(Items listed in a dataset)

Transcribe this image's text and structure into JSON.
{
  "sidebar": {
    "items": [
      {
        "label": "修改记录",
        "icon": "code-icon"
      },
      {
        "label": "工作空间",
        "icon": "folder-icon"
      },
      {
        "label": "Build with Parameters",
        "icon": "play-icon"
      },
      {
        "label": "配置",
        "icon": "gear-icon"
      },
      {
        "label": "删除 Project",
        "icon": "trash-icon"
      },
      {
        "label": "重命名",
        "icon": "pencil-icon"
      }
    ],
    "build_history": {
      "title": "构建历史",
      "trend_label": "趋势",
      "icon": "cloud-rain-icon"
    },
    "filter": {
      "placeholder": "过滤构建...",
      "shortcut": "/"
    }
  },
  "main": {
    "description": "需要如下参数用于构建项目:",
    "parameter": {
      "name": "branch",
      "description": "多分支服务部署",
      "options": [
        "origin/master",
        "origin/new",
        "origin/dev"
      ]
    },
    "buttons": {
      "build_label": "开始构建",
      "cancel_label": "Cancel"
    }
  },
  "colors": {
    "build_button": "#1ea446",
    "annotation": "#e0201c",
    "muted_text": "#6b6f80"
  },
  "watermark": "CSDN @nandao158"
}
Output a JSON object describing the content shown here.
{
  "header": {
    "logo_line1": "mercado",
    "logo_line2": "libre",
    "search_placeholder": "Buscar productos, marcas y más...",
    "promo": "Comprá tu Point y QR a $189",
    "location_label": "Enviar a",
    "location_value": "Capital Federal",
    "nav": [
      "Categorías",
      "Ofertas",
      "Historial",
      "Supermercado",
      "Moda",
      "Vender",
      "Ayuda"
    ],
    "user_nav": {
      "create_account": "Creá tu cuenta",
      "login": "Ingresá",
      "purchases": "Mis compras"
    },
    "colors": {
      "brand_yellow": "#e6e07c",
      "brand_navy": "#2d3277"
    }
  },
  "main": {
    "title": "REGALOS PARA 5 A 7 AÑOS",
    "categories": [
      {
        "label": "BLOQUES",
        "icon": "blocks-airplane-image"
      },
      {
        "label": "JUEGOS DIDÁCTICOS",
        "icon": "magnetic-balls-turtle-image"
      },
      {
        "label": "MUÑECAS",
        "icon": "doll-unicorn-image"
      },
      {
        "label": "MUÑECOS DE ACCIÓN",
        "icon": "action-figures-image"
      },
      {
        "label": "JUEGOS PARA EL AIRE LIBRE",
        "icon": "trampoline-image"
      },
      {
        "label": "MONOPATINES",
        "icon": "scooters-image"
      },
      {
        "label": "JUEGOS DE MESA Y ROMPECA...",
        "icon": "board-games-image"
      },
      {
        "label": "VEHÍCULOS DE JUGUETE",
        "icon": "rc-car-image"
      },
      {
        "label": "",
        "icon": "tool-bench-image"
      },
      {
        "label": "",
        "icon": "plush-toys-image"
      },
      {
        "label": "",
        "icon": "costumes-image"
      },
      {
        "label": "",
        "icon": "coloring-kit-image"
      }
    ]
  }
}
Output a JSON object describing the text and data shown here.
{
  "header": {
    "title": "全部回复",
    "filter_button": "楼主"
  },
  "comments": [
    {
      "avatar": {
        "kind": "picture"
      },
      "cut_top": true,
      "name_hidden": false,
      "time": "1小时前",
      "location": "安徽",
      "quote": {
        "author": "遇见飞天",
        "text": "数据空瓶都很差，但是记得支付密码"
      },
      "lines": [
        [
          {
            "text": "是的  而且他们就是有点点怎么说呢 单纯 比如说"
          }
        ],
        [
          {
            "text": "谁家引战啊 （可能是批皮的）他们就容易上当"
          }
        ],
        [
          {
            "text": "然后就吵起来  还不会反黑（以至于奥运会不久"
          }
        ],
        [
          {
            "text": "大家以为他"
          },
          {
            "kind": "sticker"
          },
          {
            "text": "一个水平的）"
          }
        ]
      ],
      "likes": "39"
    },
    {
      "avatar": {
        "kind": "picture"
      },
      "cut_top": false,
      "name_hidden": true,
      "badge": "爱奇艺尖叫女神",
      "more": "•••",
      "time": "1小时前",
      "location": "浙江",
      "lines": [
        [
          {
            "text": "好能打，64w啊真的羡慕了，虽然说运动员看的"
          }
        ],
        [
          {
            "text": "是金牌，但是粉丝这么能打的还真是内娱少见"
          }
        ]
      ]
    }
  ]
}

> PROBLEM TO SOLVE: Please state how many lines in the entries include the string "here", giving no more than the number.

> SOLUTION: 2